Valentin has come a long way from C++ programming on little machines with 4 MB of unmanaged memory to big clusters with terabytes of RAM. Along the way, he progressively abandoned his old imperative habits to embrace the functional way—a journey that seems to never come to an end.
Working with technologies that are not (yet) widely adopted is very exciting but can lead to disturbing side-effects. Being slightly ahead of the main adoption curve, you may end up as the most tenured expert in the room, while still feeling that you have so much yet to learn.
So how do you deal with that tension? How do you make your project succeed while still feeling you are just slightly less a noob than your coworkers?
Being a Scala developer for more than four years, I've been in that situation more than once. I had my share of successes and miserable failures, and I collected some valuable tips along the way, that I want to share with you during that presentation.
I may use a few examples of Scala code during the presentation, but I feel the tips I present are not specific to Scala per se.

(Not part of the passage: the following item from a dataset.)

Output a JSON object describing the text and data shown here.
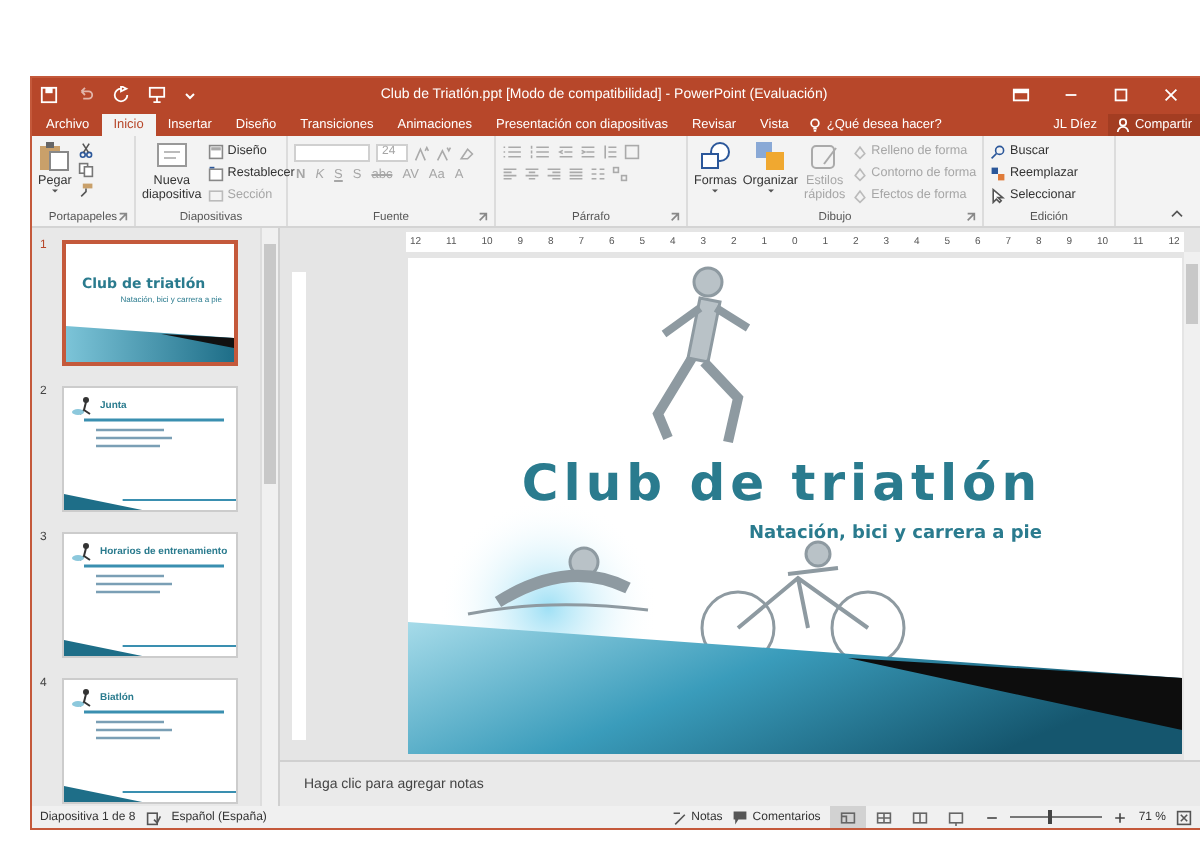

**SPOILER ALERT** : for illustration purposes, I might use pictures taken from a famous HBO tv show (the one where beloved characters face premature death), these may constitute spoilers for people having not watched it yet.